Herb: Mountain Pepper


Latin name: Drimys lanceolata


Synonyms: Drimys aromatica, Tasmannia aromatica, Tasmannia lanceolata, Winterania lanceolata


Family: Winteraceae (Wintera Family)



Medicinal use of Mountain Pepper:

Antiscorbutic, stomachic.

Description of the plant:



Plant:
Evergreen
Shrub

Height:
4.5 m
(15 feet)

Flovering:
April
to May


Scent:
Scented
Shrub

Habitat of the herb:

Moist places in mountain forests and also in alpine zones to 1500 metres.

Edible parts of Mountain Pepper:

The fruit and seed are used as a pepper and allspice substitute. A pungent flavour. The aromatic berries are edible according to one report, whilst another says that they taste somewhat like cinnamon.

Other uses of the herb:

This species makes an excellent windbreak in woodland, it is widely grown as a hedge in mild temperate regions. Wood - soft, only moderate strength.

Propagation of Mountain Pepper:
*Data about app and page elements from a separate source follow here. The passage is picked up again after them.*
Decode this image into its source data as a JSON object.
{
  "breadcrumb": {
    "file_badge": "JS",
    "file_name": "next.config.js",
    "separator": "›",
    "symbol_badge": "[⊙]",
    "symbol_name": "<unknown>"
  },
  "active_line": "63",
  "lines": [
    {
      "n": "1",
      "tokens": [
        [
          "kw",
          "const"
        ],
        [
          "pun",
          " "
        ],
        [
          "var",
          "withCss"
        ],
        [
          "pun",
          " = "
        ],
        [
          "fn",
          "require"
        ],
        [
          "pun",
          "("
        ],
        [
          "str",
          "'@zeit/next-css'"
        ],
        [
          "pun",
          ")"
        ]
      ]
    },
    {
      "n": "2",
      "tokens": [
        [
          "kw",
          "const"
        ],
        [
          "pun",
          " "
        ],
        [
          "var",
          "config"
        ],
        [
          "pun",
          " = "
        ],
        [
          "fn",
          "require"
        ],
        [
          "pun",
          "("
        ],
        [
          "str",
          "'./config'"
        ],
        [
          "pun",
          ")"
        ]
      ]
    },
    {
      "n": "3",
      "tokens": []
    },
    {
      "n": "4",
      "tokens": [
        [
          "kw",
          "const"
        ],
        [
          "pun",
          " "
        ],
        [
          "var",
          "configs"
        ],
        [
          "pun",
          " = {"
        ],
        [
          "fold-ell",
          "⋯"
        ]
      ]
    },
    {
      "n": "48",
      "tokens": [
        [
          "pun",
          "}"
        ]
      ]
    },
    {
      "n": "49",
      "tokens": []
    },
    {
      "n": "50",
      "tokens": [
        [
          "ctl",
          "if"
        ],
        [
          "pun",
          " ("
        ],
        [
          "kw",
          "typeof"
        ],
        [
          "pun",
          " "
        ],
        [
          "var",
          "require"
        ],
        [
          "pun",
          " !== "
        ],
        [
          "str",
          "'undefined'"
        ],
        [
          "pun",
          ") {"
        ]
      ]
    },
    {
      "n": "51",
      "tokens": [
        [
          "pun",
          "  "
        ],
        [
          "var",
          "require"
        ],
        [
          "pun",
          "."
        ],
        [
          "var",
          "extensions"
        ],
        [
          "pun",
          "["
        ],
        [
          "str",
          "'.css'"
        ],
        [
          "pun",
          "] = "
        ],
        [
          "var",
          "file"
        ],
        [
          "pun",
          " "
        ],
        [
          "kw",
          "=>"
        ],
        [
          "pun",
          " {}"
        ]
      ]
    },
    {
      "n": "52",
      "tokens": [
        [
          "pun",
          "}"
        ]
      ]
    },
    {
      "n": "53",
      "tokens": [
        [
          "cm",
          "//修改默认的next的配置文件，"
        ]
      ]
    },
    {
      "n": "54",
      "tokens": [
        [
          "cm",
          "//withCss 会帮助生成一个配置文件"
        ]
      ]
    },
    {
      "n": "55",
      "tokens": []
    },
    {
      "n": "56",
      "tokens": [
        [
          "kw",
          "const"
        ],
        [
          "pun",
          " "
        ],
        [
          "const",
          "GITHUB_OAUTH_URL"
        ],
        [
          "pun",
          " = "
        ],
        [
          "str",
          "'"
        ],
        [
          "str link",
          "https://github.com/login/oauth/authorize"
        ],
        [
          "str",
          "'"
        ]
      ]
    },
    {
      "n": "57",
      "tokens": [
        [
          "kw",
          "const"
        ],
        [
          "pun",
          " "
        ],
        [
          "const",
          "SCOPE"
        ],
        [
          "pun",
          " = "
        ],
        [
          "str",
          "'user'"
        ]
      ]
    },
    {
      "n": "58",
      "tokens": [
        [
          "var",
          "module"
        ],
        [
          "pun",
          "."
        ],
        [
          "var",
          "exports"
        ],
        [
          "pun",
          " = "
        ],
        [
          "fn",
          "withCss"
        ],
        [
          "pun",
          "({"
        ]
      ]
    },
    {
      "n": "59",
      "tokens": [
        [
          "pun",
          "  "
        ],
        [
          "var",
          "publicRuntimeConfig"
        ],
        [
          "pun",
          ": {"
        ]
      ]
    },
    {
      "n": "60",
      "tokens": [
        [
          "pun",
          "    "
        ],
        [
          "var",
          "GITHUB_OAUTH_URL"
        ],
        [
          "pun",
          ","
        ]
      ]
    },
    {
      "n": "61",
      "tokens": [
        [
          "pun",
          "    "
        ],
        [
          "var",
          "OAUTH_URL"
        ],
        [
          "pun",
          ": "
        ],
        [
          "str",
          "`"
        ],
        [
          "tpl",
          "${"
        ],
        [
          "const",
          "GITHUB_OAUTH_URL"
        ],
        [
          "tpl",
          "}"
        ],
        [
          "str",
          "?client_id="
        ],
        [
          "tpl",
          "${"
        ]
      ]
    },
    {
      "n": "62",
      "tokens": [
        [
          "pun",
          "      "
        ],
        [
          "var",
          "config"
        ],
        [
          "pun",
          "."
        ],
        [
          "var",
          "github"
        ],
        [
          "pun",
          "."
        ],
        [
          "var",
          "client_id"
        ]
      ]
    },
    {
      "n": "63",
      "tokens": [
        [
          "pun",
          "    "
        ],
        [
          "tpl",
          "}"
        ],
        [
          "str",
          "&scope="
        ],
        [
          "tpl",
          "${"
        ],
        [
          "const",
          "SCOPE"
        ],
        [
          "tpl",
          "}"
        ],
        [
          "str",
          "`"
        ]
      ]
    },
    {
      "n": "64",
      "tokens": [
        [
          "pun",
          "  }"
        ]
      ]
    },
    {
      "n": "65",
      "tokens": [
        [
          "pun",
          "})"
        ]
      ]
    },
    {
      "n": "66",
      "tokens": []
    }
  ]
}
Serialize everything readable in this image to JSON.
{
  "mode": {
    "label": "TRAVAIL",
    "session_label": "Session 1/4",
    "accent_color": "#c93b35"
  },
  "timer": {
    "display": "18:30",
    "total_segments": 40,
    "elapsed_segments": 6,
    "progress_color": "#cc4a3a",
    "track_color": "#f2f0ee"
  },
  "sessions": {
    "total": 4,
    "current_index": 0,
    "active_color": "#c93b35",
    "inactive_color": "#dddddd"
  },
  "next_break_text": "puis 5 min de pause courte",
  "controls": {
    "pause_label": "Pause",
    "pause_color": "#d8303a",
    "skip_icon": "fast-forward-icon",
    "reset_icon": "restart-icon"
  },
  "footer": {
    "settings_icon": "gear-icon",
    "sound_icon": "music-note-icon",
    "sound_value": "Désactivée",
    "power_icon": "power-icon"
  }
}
Seed - best sown as soon as it is ripe in the autumn in a greenhouse. When they are large enough to handle, prick the seedlings out into individual pots and grow them on in the greenhouse for at least their first winter. Plant them out into their permanent positions in late spring or early summer, after the last expected frosts. Cuttings of half-ripe wood, 10 - 15 cm with a heel, July/August in a frame. Approximately 60% take. Layering in March/April. Takes 12 months. Cuttings of mature wood of the current year's growth with a heel of older wood, November in a cold frame.
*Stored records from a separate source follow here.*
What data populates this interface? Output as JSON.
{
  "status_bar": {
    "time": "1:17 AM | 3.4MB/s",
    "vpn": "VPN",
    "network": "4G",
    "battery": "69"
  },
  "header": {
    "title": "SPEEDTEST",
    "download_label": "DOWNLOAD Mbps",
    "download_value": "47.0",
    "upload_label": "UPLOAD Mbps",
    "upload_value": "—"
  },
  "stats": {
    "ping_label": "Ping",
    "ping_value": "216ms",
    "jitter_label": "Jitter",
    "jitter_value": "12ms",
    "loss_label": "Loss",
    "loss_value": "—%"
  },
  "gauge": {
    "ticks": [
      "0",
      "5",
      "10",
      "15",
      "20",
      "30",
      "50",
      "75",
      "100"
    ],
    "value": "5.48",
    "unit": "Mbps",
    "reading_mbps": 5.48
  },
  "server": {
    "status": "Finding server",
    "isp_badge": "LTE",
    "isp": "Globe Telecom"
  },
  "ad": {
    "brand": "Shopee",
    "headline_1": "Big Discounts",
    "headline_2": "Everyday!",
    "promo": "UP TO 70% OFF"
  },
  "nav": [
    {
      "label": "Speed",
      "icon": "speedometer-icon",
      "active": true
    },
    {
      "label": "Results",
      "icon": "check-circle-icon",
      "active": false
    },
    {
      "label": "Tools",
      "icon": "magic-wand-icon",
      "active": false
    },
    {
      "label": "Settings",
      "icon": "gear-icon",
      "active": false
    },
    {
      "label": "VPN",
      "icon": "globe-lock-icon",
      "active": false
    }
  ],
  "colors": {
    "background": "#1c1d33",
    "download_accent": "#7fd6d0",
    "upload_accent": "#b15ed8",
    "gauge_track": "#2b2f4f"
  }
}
Cultivation of the herb:

Moist places in mountain forests and also in alpine zones to 1500 metres.

Known hazards of Drimys lanceolata:
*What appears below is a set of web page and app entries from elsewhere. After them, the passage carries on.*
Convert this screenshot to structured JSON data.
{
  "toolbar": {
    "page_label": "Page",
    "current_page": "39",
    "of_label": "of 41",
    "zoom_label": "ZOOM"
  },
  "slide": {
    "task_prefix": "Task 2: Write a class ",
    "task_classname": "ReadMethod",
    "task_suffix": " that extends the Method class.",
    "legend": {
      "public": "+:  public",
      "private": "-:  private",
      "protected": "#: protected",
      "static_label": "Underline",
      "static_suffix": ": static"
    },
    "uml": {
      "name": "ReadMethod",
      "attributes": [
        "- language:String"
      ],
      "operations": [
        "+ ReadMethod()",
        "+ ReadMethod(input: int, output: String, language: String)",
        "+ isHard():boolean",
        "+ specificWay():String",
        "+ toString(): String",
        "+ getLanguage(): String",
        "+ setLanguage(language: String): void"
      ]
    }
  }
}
None known

Plant information taken from the Plants For A Future.